[Tweeters] trespassing on railroad tracks

THOMAS BENEDICT benedict.t at comcast.net
Mon Jan 10 18:26:48 PST 2022

The fact that nearly half of all locomotive engineers have, at some time in their career, operated trains which have hit people, known as 'trespassers', on the tracks gives you an idea of how frequently this happens. And it's not just the engineer who's affected. The conductor is the one who has to get off the train and locate the remains. It's really quite sobering, at least for me, and has tempered my enthusiasm for rail travel. Here's a couple of articles about the subject, if you're interested.



Tom Benedict
Seahurst, WA

> On 01/10/2022 5:33 PM dgrainger at birdsbydave.com wrote:


> We have a relative who is a Conductor, the person in charge of the

> entire train. He has worked on rail for all of his life. Know that no

> railroad employee ever has a cavalier attitude towards accidents on the

> tracks. I also know that there are many hundreds of tons of steel moving

> that cannot stop on a dime.


> On 2022-01-10 16:46, Gary Bletsch wrote:

> > Dear Tweeters,

> >

> > Thanks to Mark Tomboulian for broaching this topic. Just the other

> > day, I too noticed a party of birders (or perhaps photographers)

> > standing on the railroad tracks near the Swinomish Casino. One of them

> > was actually sitting on the rails. Their view of the Emperor Goose was

> > at best marginally better than the one I enjoyed by standing on a

> > gravel walking path. I reckon I was 300 meters from the bird, and the

> > trespassers had closed the range to perhaps 285 meters.

> >

> > Common sense would tell us all that any reasonably fit person could

> > easily, almost effortlessly get out of the way of an oncoming train.

> >

> > Common sense does not reign supreme in human affairs. Over 400 people

> > die in the U.S. every year after being hit by a train, according to

> > the FRA. From reading newspaper accounts of such deaths from time to

> > time, I have come to suspect that a lot of the incidents involve

> > intoxicated people and the mentally ill. Others involve clueless teens

> > walking the tracks while listening to music on headphones.
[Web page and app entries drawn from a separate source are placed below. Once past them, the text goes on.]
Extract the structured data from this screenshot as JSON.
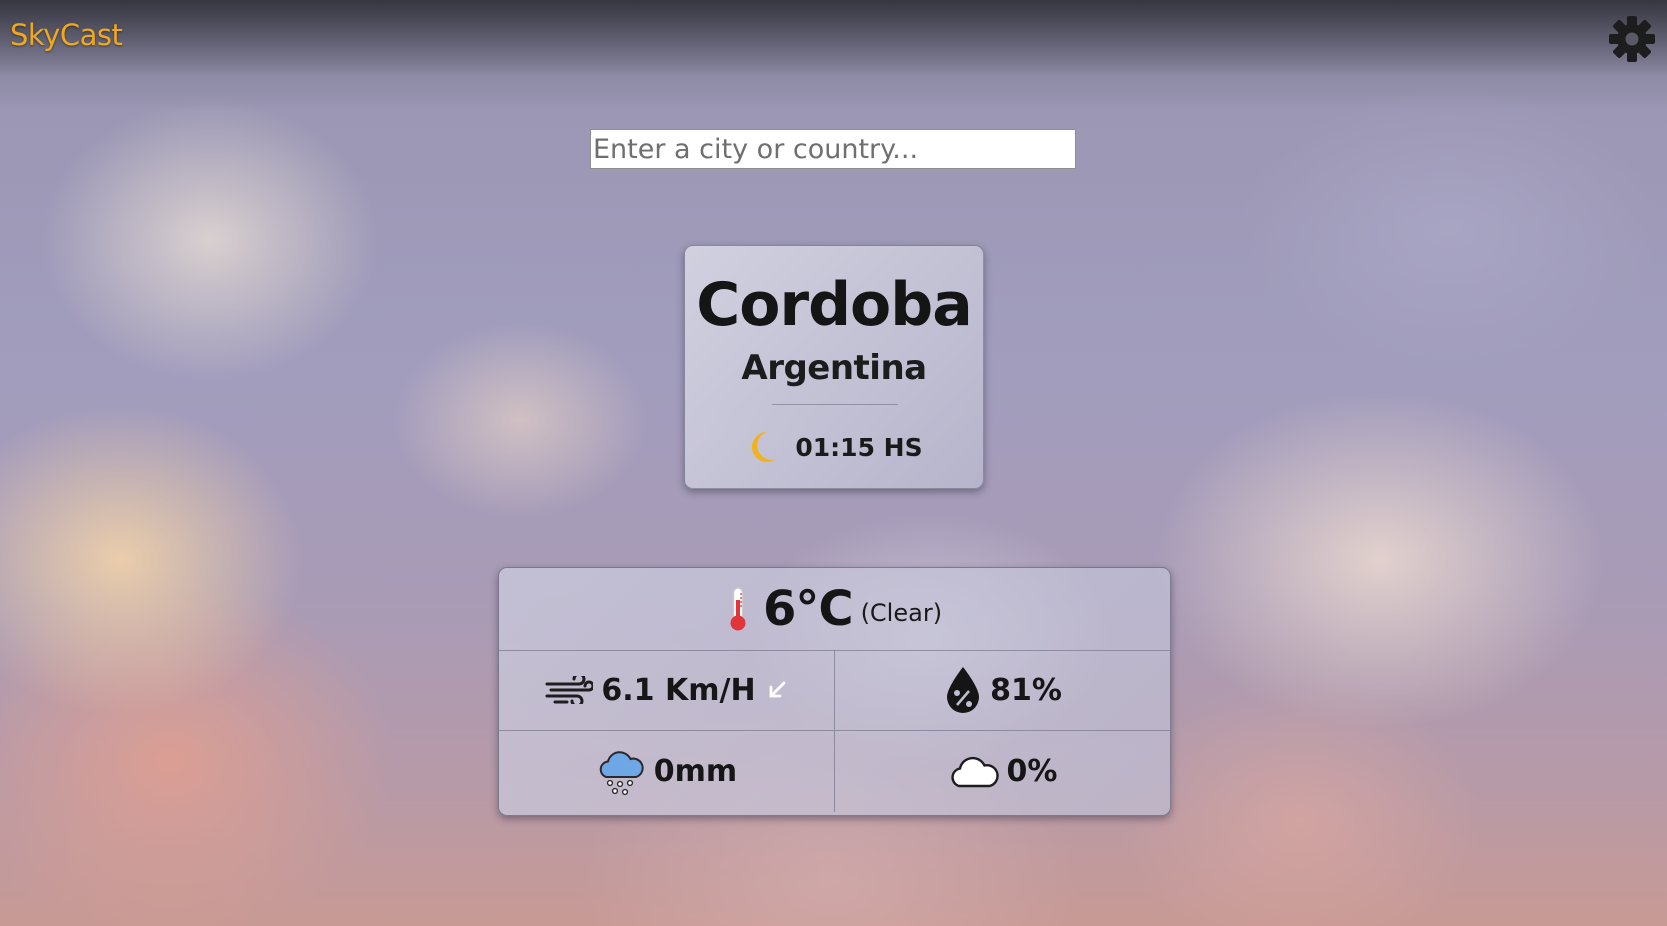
{
  "app": {
    "brand": "SkyCast"
  },
  "header": {
    "settings_icon": "gear-icon"
  },
  "search": {
    "placeholder": "Enter a city or country...",
    "value": ""
  },
  "location": {
    "city": "Cordoba",
    "country": "Argentina",
    "time_icon": "moon-icon",
    "time": "01:15 HS"
  },
  "weather": {
    "temperature_icon": "thermometer-icon",
    "temperature": "6°C",
    "condition": "(Clear)",
    "wind_icon": "wind-icon",
    "wind": "6.1 Km/H",
    "wind_direction_icon": "arrow-down-left-icon",
    "humidity_icon": "humidity-drop-icon",
    "humidity": "81%",
    "precipitation_icon": "rain-cloud-icon",
    "precipitation": "0mm",
    "cloud_icon": "cloud-icon",
    "cloud_cover": "0%"
  },
  "colors": {
    "brand": "#f0a81c",
    "moon": "#f2b21e",
    "thermometer": "#e0353a",
    "rain_cloud": "#6fa7e6"
  }
}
Then there

> > is the mistake of thinking that there is one set of tracks, when there

> > are really multiple rail lines running parallel; the victim hears the

> > horn blast, jumps off one set of tracks, and gets hit on the other

> > side.

> >

> > US News and World Report states that a 40-year-old Tacoma man died on

> > New Year's Day after being hit by a train while trespassing.

> >

> > A railroad employee presumably does not wish to expend energy trying

> > to ascertain whether a given trespasser has the wits to get out of the

> > way. I can't say I'd blame him-once he's responded to one such

> > incident, he'd rather not do it again. Clueless teen, drunken

> > vagabond, die-hard birder--they all look the same to Burlington

> > Northern.

> >

> > As I understand it, trespassing is a misdemeanor, so a conviction

> > could involve jail time and a hefty fine.

> >

> > I doubt that any birders or photographers are going to be hit by a

> > train. I also doubt that anyone in the Padilla Bay area will end up

> > being cited for trespassing. However, the railroad might decide to "do

> > something." Right now, it is easy to view the Emperor Goose and all

> > the other birds out there at the southwest corner of Padilla Bay. I'd

> > hate to get out there and find all the roadside pullouts blocked off

> > and a barrier erected along the tracks!

> >

> > Yours truly,

> >

> > Gary Bletsch

> >

More information about the Tweeters mailing list